I raise the sash, letting the wind rush into the room again. Gil turns to me, annoyed, but I'm staring at the cuts in the screen. They follow the border of the frame on three sides, leaving the material to flap in the wind like a dog door. I look down at the floor again. The only mud is from my shoes.

Tom, Gil calls back to me, shut the damned window. Now Paul turns to look as well.

The flap is pushed out, as if someone left through the window. But something's wrong. The proctor never bothered to notice it.

Come look at this, I say, running my fingers over the fibers of the screen at the edge of each cut. Like the flap, all of the incisions point outward. If someone had cut the screen to get in, the sliced edges would point toward us.

Charlie is already glancing around the room.

There's no mud either, he says, pointing to the puddle on the floor.

He and Gil exchange a look, which Gil seems to take as an accusation. If the screen was cut from inside, then we're back to the unlocked door.

That doesn't make sense, Gil says. If they knew the door was open, they wouldn't leave through the window.

It doesn't make sense anyway, I tell him. Once you're inside, you can always leave through the door.

We should tell the proctors about this, Charlie says, gearing up again. I can't believe she didn't even look for it.

Paul says nothing, but runs a hand across the diary.

I turn to him. You still going to Taft's lecture?

I guess. It doesn't start for almost an hour.

Charlie is placing books back on the top shelves, where only he can reach. I'll stop by Stanhope on the way, he says. To tell the proctors what they missed.

It was probably a prank, Gil says to no one in particular. Nude Olympians having some fun.

After a few more minutes of picking up, we all seem to decide that enough is enough. Gil begins changing into a pair of wool trousers, throwing Katie's dress shirt into a bag of dry cleaning. We could get a bite to eat at Ivy on the way.

Paul nods, leafing through his copy of Braudel's Mediterranean World in the Age of Philip II, as if pages might've been stolen. I need to check on my stuff at the club.

You guys might want to change, Gil adds, looking us over.

Paul is too preoccupied to hear him, but I know what Gil means, so I return to the bedroom. Ivy isn't the sort of place I'd be caught dead dressed like this. Only Paul, a shadow in his own club, lives by different rules.

What dawns on me as I check my drawers is that nearly all of my clothes are dirty. Rummaging in the far back of my closet, I find a rolled-up pair of khakis and a shirt that's been folded for so long that the folds have become creases, and the creases pleats. I search for my winter jacket, then realize it's still hanging from Charlie's duffel bag in the steam tunnels. Settling for the coat my mother bought me for Christmas, I head into the common room, where Paul is sitting by the window, eyes on the bookshelves, puzzling something out.

Are you bringing the diary with you? I ask.

He pats the bundle of rags in his lap and nods.

Where's Charlie? I say, looking around.

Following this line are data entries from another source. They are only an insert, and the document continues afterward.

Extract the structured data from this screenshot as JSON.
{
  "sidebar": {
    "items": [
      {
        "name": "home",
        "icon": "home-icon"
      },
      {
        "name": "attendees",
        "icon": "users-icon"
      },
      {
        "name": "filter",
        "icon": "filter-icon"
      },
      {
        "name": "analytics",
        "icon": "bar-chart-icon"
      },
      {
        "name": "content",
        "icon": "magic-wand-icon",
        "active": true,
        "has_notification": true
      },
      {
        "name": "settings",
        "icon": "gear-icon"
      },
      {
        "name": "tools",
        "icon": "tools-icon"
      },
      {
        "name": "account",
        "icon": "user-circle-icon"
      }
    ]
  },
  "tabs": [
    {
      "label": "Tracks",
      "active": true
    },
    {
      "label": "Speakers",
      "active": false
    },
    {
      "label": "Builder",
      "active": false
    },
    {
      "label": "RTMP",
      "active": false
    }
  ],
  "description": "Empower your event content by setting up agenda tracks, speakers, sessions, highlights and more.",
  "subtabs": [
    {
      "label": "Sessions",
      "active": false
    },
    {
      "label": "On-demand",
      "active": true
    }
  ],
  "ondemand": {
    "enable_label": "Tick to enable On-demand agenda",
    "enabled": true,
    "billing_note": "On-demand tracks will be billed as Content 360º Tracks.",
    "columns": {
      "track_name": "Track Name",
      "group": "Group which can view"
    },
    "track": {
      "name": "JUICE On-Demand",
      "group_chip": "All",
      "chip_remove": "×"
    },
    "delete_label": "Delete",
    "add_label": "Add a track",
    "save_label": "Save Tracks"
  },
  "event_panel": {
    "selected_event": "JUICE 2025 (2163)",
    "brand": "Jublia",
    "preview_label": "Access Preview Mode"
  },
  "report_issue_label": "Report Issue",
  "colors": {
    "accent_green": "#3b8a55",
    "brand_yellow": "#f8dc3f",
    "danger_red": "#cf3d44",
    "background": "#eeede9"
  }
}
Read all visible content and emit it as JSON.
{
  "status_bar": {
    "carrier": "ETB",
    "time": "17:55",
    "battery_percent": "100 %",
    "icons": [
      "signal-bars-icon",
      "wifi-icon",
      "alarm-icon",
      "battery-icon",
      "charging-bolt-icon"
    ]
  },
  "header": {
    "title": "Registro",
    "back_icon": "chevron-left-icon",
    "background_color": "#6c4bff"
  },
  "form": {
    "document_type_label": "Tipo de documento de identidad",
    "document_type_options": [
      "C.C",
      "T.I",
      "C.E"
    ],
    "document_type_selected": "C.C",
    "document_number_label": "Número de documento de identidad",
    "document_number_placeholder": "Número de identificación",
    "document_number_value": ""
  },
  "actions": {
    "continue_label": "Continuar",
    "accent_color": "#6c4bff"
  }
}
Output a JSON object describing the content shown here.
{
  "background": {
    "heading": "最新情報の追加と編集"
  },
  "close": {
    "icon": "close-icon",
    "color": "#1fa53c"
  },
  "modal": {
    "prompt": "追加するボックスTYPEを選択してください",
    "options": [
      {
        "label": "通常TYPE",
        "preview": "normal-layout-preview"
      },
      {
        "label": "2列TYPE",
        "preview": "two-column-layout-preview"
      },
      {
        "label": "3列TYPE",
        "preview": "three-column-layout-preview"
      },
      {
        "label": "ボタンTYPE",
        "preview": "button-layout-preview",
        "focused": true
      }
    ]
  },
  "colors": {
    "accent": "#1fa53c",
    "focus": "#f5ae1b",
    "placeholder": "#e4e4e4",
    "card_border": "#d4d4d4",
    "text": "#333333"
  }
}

Already gone, Gil tells me, guiding us out to the hall. To see the proctors.

He takes the keys to his Saab and places them inside his coat. Before closing the door behind us, he checks his pockets.

Room keys car keys ID

He's so careful, it makes me uneasy. It isn't Gil's way to concern himself with details. Staring back into the common room, I see my two letters sitting on the table. Then Gil locks the door with the same odd precision, rolling the knob in his palm twice afterward to be sure that it yields nothing. We walk toward his car, and now the silence is heavy. As he revs the engine, proctors shift in the distance, shadows of shadows. We watch them for a second, then Gil jerks the gearshift and brings us gliding into the darkness.

Chapter 6 | The Rule of Four | Chapter 8